Granted, I've still experienced my fair share of untimely deaths, mostly when testing my might against a particularly powerful F.O.E. They're everywhere in this game, from huge moth monsters to giant, horrifying dragons that can swat away your airship like a fly. The mazes still run deep, and oftentimes they will take more than one attempt to complete. Moreover, there will come a point when you hit a wall and need to spend some time leveling (most likely around the third major maze). Luckily, there are plenty of side quests to attempt, which typically include plenty of rewards and powerful (but not impossible) enemies to defeat.
Mostly, I've been struck by how little frustration I've felt like playing Etrian Odyssey IV
. This is no small thing given how much heartburn I experienced while playing the first three games in the series. And the thing is, I don't think RPGs need to be excruciatingly difficult to be fun. I think they need only be able to propel you to the next challenge, and to have sufficient depth that they don't become boring within five minutes.
On the first point, Etrian Odyssey IV
excels with the help of several rather substantial world maps, each of which can be explored at your leisure in an airship. The best parts of these maps is that they are dotted with optional dungeons, which can be explored at will, and frequently make for a great alternative when you get stuck in one of the main areas. It's not grinding per se; just another thing to find and explore on the map.
As for the second point, the Etrian Odyssey series has never had a problem with depth. Each of the classes are interesting in their own right, ranging from the more traditional tanks to exotic classes like the debuff-oriented Arcanist, each with their own sprawling tech trees. Party composition is just one component of Etrian Odyssey IV
that has occupied a lot of my time. Among other things, I'm constantly wondering whether I really need an Arcanist, Elementalist, or even a Medic, since I want to squeeze in more damage whenever possible. I love it dilemmas like these present themselves; more than anything, they are what keep me playing.
Both Etrian Odyssey IV
and Fire Emblem: Awakening

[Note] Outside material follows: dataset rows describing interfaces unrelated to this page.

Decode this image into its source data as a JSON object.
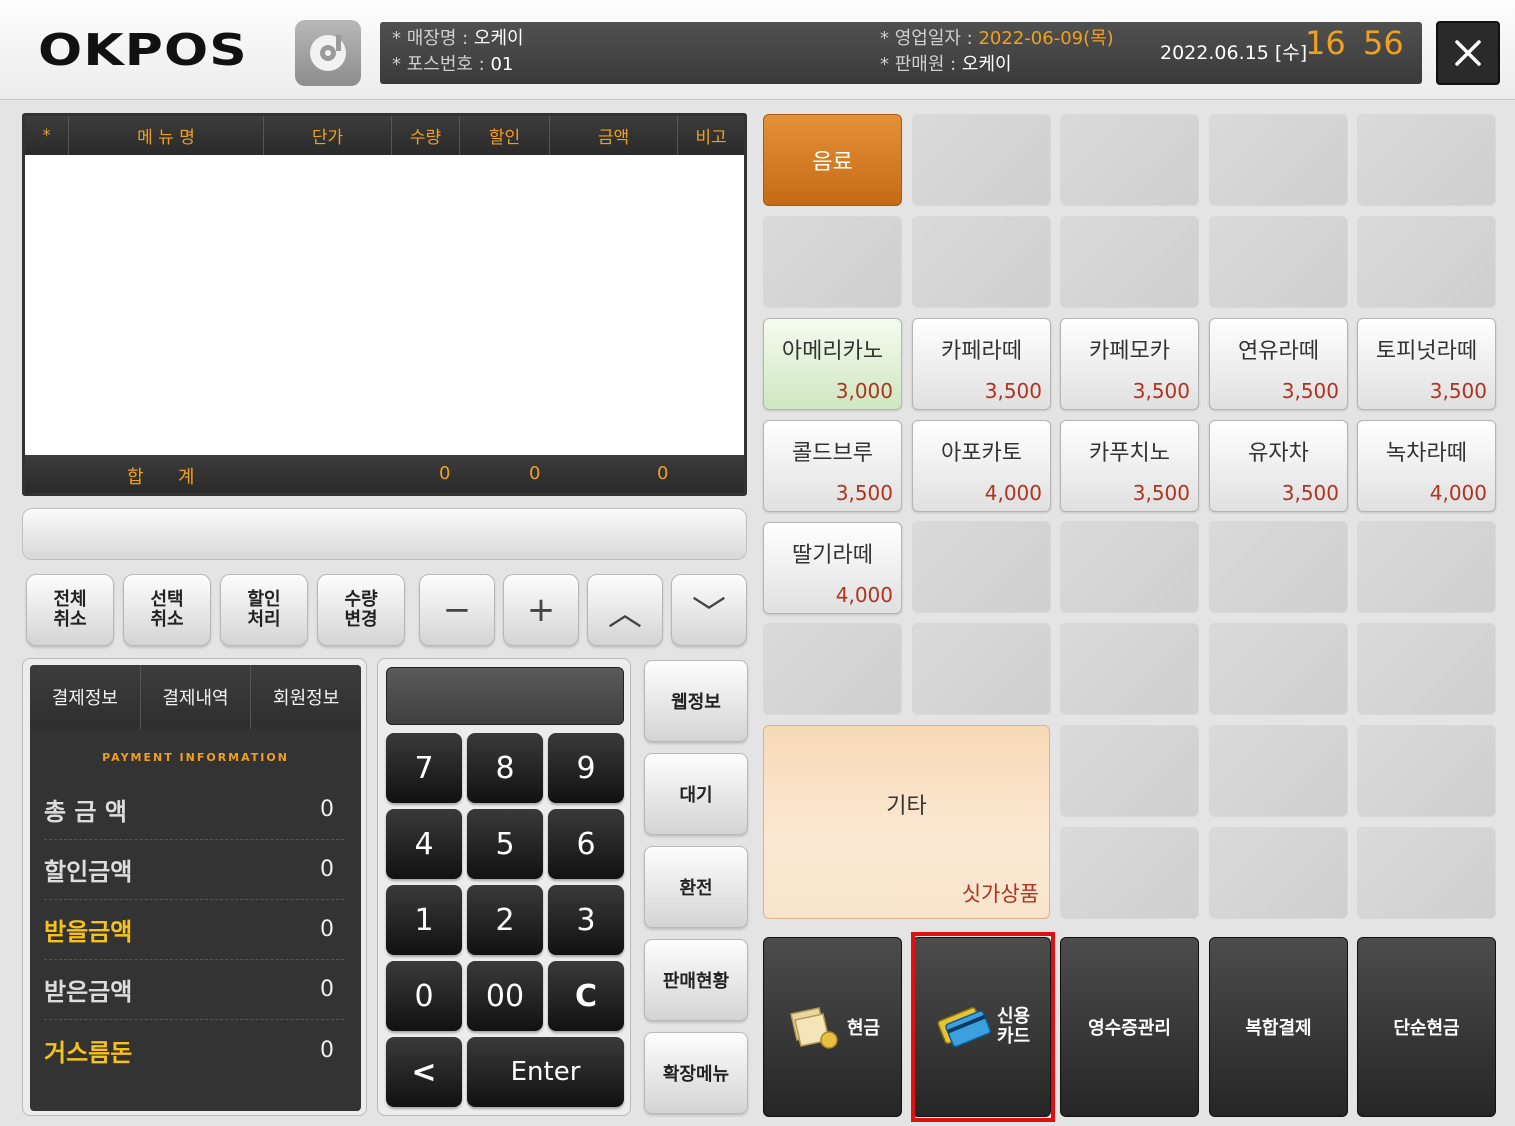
{
  "header": {
    "logo_text": "OKPOS",
    "store_label": "* 매장명 :",
    "store_value": "오케이",
    "pos_label": "* 포스번호 :",
    "pos_value": "01",
    "bizdate_label": "* 영업일자 :",
    "bizdate_value": "2022-06-09(목)",
    "cashier_label": "* 판매원 :",
    "cashier_value": "오케이",
    "date_now": "2022.06.15 [수]",
    "hour": "16",
    "minute": "56",
    "close_symbol": "✕"
  },
  "order_table": {
    "columns": [
      "*",
      "메 뉴 명",
      "단가",
      "수량",
      "할인",
      "금액",
      "비고"
    ],
    "rows": [],
    "footer_label": "합      계",
    "footer_qty": "0",
    "footer_discount": "0",
    "footer_amount": "0"
  },
  "actions": {
    "cancel_all": "전체\n취소",
    "cancel_selected": "선택\n취소",
    "discount": "할인\n처리",
    "qty_change": "수량\n변경",
    "minus": "−",
    "plus": "+",
    "up": "︿",
    "down": "﹀"
  },
  "payment": {
    "tabs": [
      "결제정보",
      "결제내역",
      "회원정보"
    ],
    "subtitle": "PAYMENT INFORMATION",
    "rows": [
      {
        "label": "총 금 액",
        "value": "0"
      },
      {
        "label": "할인금액",
        "value": "0"
      },
      {
        "label": "받을금액",
        "value": "0"
      },
      {
        "label": "받은금액",
        "value": "0"
      },
      {
        "label": "거스름돈",
        "value": "0"
      }
    ]
  },
  "keypad": {
    "keys": [
      "7",
      "8",
      "9",
      "4",
      "5",
      "6",
      "1",
      "2",
      "3",
      "0",
      "00",
      "C"
    ],
    "back": "<",
    "enter": "Enter"
  },
  "side_keys": [
    "웹정보",
    "대기",
    "환전",
    "판매현황",
    "확장메뉴"
  ],
  "categories": {
    "drink": "음료"
  },
  "products": [
    {
      "name": "아메리카노",
      "price": "3,000"
    },
    {
      "name": "카페라떼",
      "price": "3,500"
    },
    {
      "name": "카페모카",
      "price": "3,500"
    },
    {
      "name": "연유라떼",
      "price": "3,500"
    },
    {
      "name": "토피넛라떼",
      "price": "3,500"
    },
    {
      "name": "콜드브루",
      "price": "3,500"
    },
    {
      "name": "아포카토",
      "price": "4,000"
    },
    {
      "name": "카푸치노",
      "price": "3,500"
    },
    {
      "name": "유자차",
      "price": "3,500"
    },
    {
      "name": "녹차라떼",
      "price": "4,000"
    },
    {
      "name": "딸기라떼",
      "price": "4,000"
    }
  ],
  "etc": {
    "label": "기타",
    "sub": "싯가상품"
  },
  "pay_buttons": {
    "cash": "현금",
    "credit_card": "신용\n카드",
    "receipt": "영수증관리",
    "combined": "복합결제",
    "simple_cash": "단순현금"
  },
  "colors": {
    "accent_orange": "#f0a020",
    "price_red": "#b1321e",
    "highlight_red": "#e01010"
  }
}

seem to nail these considerations in their own right. Both have a substantial amount of strategic depth, not to mention lots of content, and both are much easier to pick up and play. I can't understate how happy I am about this. Finally, they have a chance to shine in their own right, rather than simply being hidden gems that are known only among RPG fans. Even better, EOIV
is still pretty tough, especially with casual mode off. When the limiters come off, it can be every bit as diabolical as its predecessors.

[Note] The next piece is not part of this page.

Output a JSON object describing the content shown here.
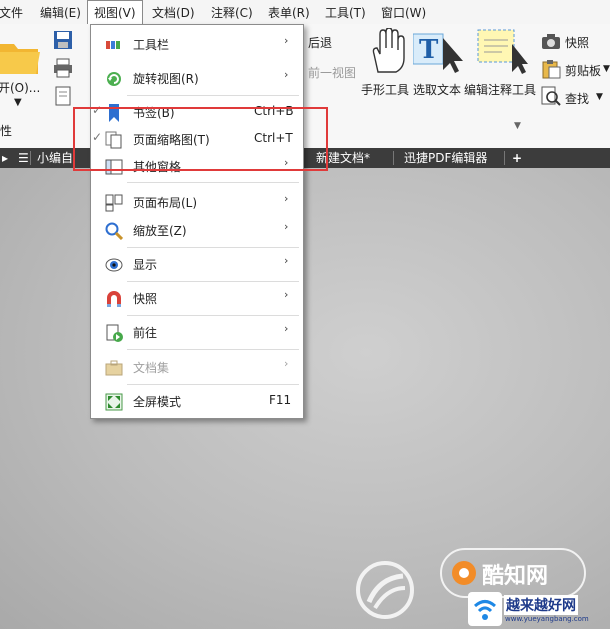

If you're wondering why there's been no formal review to this point, it's because EOIV
came in rather late (like two days before it was actually released), and I've been spending all my time playing it. Don't worry, I'll have much more to say on this subject soon. But I'll leave you with this thought: There's never been a better time for a casual RPG fan to pick up an 3DS.
Kat Bailey is a freelance writer based out of San Francisco, California. Her work has been featured on multiple outlets, including GamesRadar, Official Xbox Magazine, gamesTM, and GameSpot. You can follow her on Twitter at @the_katbot.